A federal judge has ruled against the Justice Department, which was trying to block the U.S. Election Assistance Commission from instructing Alabama, Georgia and Kansas residents that they must comply with new laws that require them to show proof-of-citizenship when registering to vote.
Alabama, Georgia and Kansas are among the states that have passed new voter proof-of-citizenship laws in recent years, and are implementing the laws during the 2016 election cycle. The Justice Department had sided with the NAACP and the League of Women Voters in seeking a temporary restraining order on the Election Assistance Commission, but U.S. District Court of the District of Columbia Judge Richard Leon denied the request for the temporary restraining order Tuesday.
The temporary restraining order would have been in effect until March 9, when the district court is scheduled to hear arguments on the NAACP and League of Women Voters seeking a preliminary injunction.
Leon wrote in a four-page order that because “the registration deadlines for the Alabama and Georgia primaries and for the Kansas Republican Caucus had already passed at the time this TRO motion was filed … and that the effects of the [EAC’s] actions on the ongoing registration process for the Kansas Democratic Caucus … are uncertain at best, plaintiffs have not demonstrated they will suffer irreparable harm” before the scheduled March 9 hearing.
Leon was also “not yet convinced that plaintiffs have demonstrated a substantial likelihood of success on the merits and looks forward to the benefit of full, adversarial briefing on the complex and important issues this case presents.”
Hans von Spakovsky, a former DOJ lawyer and former commissioner at the Federal Election Commission, has been following the case closely for National Review.
“Everybody should know, the federal government says to employers ‘you can’t employ anybody’ unless they provide proof that they’re citizens,'” von Spakovsky explained on Mark Levin’s radio program Tuesday night.
“The states pass this great law, and they sent a request to the EAC, because that’s the agency that’s in charge of the federal one-page voter registration form.

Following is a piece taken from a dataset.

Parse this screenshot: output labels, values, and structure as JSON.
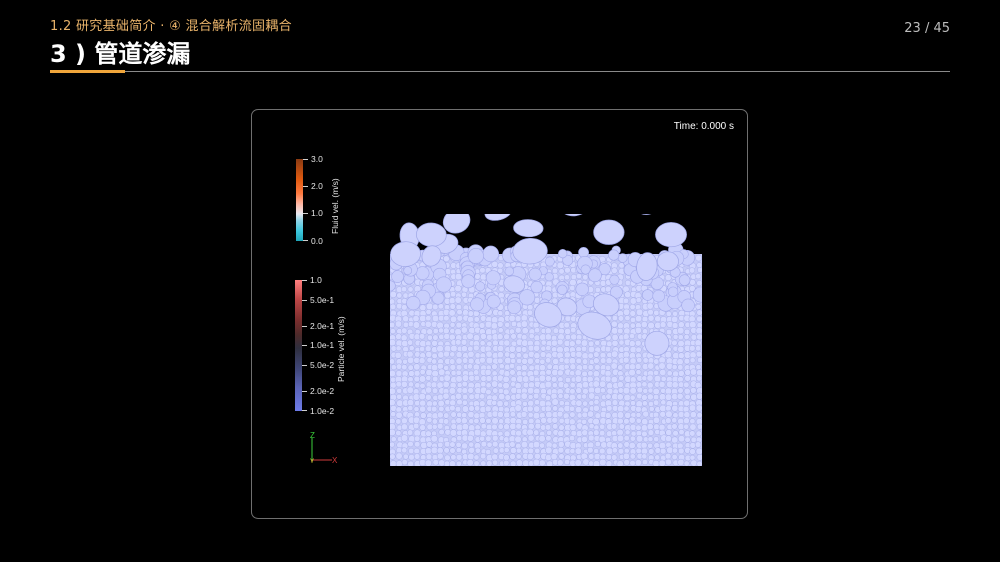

They said, ‘Look, please change the instructions so that any of the residents in our states that use that federal form to register to vote, they’re told they’re going to have to provide proof of citizenship,'” von Spakovsky explained.
“That happened three weeks ago and immediately the League of Women Voters, the NAACP and these other organizations all sued the EAC, saying, ‘You can’t do that. That’s a violation of the law.'”
“The Justice Department’s job is to defend federal agencies when they are sued like this. Instead, on Monday of this week a hearing had been scheduled in federal court in Washington before Judge Richard Leon because the plaintiffs were seeking a temporary restraining order and a preliminary injunction.”
According to von Spakovsky, on Monday morning the DOJ filed a pleading with the court saying they were willing to agree to anything the plaintiffs wanted, including consenting to a temporary constraining order and a preliminary injunction.
“And they had told the agency that not only would they not defend them, but they refused to allow the agency to hire its own lawyer,” said von Spakovsky, noting that Judge Leon was “clearly shocked” by DOJ’s behavior.
“Normally in a hearing like this each side gets equal time. Well, [the judge] gave the plaintiffs who tried to get the court order 20 minutes to argue the case and then he turned to the Justice Department and said, ‘Well, I’m only giving you five minutes, because I know you agree with everything the plaintiffs are saying,'” explained von Spakovsky.
Judge Leon then granted the motion of Secretary of State of Kansas Kris Kobach and the Public Interest Legal Foundation’s Christian Adams, to both intervene in the case and defend the federal agency.
“So we have state officials and a private group doing what the Justice Department should have been doing,” noted von Spakovsky.